**TASK BRIEF:**
Reproduce the material that follows, keeping every line exactly as it is.

(RECORDS SHOWN begins)

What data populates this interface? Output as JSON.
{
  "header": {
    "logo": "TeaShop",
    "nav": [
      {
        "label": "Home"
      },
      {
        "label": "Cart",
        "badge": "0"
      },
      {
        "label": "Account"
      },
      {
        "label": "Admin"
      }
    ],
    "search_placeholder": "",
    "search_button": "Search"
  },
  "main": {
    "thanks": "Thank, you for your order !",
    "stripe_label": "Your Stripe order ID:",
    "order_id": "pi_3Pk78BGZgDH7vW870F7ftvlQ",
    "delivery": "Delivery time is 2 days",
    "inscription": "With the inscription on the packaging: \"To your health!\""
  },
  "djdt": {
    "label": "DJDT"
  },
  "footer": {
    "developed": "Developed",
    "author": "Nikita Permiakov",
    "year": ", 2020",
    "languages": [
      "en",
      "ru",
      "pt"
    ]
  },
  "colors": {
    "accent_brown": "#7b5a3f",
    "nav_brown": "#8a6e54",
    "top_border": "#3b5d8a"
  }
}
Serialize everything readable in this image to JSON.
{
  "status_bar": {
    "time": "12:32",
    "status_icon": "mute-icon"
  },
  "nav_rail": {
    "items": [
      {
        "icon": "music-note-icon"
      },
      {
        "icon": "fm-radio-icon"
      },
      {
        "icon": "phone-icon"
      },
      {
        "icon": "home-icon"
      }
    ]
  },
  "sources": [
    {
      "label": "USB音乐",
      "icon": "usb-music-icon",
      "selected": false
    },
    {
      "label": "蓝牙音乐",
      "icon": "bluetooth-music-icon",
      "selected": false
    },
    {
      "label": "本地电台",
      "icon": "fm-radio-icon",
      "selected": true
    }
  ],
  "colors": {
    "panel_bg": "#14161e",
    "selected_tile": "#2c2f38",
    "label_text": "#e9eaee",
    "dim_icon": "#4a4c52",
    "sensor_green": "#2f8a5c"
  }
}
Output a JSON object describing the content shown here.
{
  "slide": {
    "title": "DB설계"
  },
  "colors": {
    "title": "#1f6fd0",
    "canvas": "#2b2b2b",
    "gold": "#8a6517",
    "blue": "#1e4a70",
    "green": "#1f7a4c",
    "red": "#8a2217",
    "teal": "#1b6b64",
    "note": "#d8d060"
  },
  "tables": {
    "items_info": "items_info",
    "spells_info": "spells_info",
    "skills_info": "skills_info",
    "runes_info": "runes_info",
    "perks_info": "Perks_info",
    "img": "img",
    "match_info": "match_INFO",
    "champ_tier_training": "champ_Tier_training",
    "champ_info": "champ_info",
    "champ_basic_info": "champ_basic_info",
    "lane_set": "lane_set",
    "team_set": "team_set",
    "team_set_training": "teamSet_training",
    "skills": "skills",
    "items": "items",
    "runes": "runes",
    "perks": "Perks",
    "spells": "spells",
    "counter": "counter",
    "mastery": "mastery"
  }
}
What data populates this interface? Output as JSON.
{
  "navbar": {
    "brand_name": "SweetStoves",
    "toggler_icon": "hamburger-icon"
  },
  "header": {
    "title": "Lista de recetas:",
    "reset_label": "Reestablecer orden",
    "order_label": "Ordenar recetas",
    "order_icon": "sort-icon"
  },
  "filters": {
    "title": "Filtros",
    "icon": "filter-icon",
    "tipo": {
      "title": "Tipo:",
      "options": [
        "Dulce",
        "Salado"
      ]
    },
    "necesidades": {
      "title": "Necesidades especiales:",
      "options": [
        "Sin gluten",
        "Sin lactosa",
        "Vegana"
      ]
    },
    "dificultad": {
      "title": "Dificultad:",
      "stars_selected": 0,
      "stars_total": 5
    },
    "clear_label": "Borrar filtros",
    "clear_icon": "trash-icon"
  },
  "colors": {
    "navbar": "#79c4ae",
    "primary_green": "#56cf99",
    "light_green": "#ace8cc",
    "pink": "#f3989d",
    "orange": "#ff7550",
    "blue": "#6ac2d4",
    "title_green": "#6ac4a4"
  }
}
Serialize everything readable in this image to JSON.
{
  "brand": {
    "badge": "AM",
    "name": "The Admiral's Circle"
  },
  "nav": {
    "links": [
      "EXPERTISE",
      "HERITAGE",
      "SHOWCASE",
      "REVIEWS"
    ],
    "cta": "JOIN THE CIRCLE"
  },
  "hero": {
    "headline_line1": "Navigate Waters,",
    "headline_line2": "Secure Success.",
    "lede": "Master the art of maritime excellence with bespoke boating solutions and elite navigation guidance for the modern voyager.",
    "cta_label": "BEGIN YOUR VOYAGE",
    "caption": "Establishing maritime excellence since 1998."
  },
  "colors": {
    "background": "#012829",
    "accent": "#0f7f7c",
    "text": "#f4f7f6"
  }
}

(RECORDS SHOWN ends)

**RESPONSE TO THE EXERCISE:**
What data populates this interface? Output as JSON.
{
  "header": {
    "logo": "TeaShop",
    "nav": [
      {
        "label": "Home"
      },
      {
        "label": "Cart",
        "badge": "0"
      },
      {
        "label": "Account"
      },
      {
        "label": "Admin"
      }
    ],
    "search_placeholder": "",
    "search_button": "Search"
  },
  "main": {
    "thanks": "Thank, you for your order !",
    "stripe_label": "Your Stripe order ID:",
    "order_id": "pi_3Pk78BGZgDH7vW870F7ftvlQ",
    "delivery": "Delivery time is 2 days",
    "inscription": "With the inscription on the packaging: \"To your health!\""
  },
  "djdt": {
    "label": "DJDT"
  },
  "footer": {
    "developed": "Developed",
    "author": "Nikita Permiakov",
    "year": ", 2020",
    "languages": [
      "en",
      "ru",
      "pt"
    ]
  },
  "colors": {
    "accent_brown": "#7b5a3f",
    "nav_brown": "#8a6e54",
    "top_border": "#3b5d8a"
  }
}
Serialize everything readable in this image to JSON.
{
  "status_bar": {
    "time": "12:32",
    "status_icon": "mute-icon"
  },
  "nav_rail": {
    "items": [
      {
        "icon": "music-note-icon"
      },
      {
        "icon": "fm-radio-icon"
      },
      {
        "icon": "phone-icon"
      },
      {
        "icon": "home-icon"
      }
    ]
  },
  "sources": [
    {
      "label": "USB音乐",
      "icon": "usb-music-icon",
      "selected": false
    },
    {
      "label": "蓝牙音乐",
      "icon": "bluetooth-music-icon",
      "selected": false
    },
    {
      "label": "本地电台",
      "icon": "fm-radio-icon",
      "selected": true
    }
  ],
  "colors": {
    "panel_bg": "#14161e",
    "selected_tile": "#2c2f38",
    "label_text": "#e9eaee",
    "dim_icon": "#4a4c52",
    "sensor_green": "#2f8a5c"
  }
}
Output a JSON object describing the content shown here.
{
  "slide": {
    "title": "DB설계"
  },
  "colors": {
    "title": "#1f6fd0",
    "canvas": "#2b2b2b",
    "gold": "#8a6517",
    "blue": "#1e4a70",
    "green": "#1f7a4c",
    "red": "#8a2217",
    "teal": "#1b6b64",
    "note": "#d8d060"
  },
  "tables": {
    "items_info": "items_info",
    "spells_info": "spells_info",
    "skills_info": "skills_info",
    "runes_info": "runes_info",
    "perks_info": "Perks_info",
    "img": "img",
    "match_info": "match_INFO",
    "champ_tier_training": "champ_Tier_training",
    "champ_info": "champ_info",
    "champ_basic_info": "champ_basic_info",
    "lane_set": "lane_set",
    "team_set": "team_set",
    "team_set_training": "teamSet_training",
    "skills": "skills",
    "items": "items",
    "runes": "runes",
    "perks": "Perks",
    "spells": "spells",
    "counter": "counter",
    "mastery": "mastery"
  }
}
What data populates this interface? Output as JSON.
{
  "navbar": {
    "brand_name": "SweetStoves",
    "toggler_icon": "hamburger-icon"
  },
  "header": {
    "title": "Lista de recetas:",
    "reset_label": "Reestablecer orden",
    "order_label": "Ordenar recetas",
    "order_icon": "sort-icon"
  },
  "filters": {
    "title": "Filtros",
    "icon": "filter-icon",
    "tipo": {
      "title": "Tipo:",
      "options": [
        "Dulce",
        "Salado"
      ]
    },
    "necesidades": {
      "title": "Necesidades especiales:",
      "options": [
        "Sin gluten",
        "Sin lactosa",
        "Vegana"
      ]
    },
    "dificultad": {
      "title": "Dificultad:",
      "stars_selected": 0,
      "stars_total": 5
    },
    "clear_label": "Borrar filtros",
    "clear_icon": "trash-icon"
  },
  "colors": {
    "navbar": "#79c4ae",
    "primary_green": "#56cf99",
    "light_green": "#ace8cc",
    "pink": "#f3989d",
    "orange": "#ff7550",
    "blue": "#6ac2d4",
    "title_green": "#6ac4a4"
  }
}
Serialize everything readable in this image to JSON.
{
  "brand": {
    "badge": "AM",
    "name": "The Admiral's Circle"
  },
  "nav": {
    "links": [
      "EXPERTISE",
      "HERITAGE",
      "SHOWCASE",
      "REVIEWS"
    ],
    "cta": "JOIN THE CIRCLE"
  },
  "hero": {
    "headline_line1": "Navigate Waters,",
    "headline_line2": "Secure Success.",
    "lede": "Master the art of maritime excellence with bespoke boating solutions and elite navigation guidance for the modern voyager.",
    "cta_label": "BEGIN YOUR VOYAGE",
    "caption": "Establishing maritime excellence since 1998."
  },
  "colors": {
    "background": "#012829",
    "accent": "#0f7f7c",
    "text": "#f4f7f6"
  }
}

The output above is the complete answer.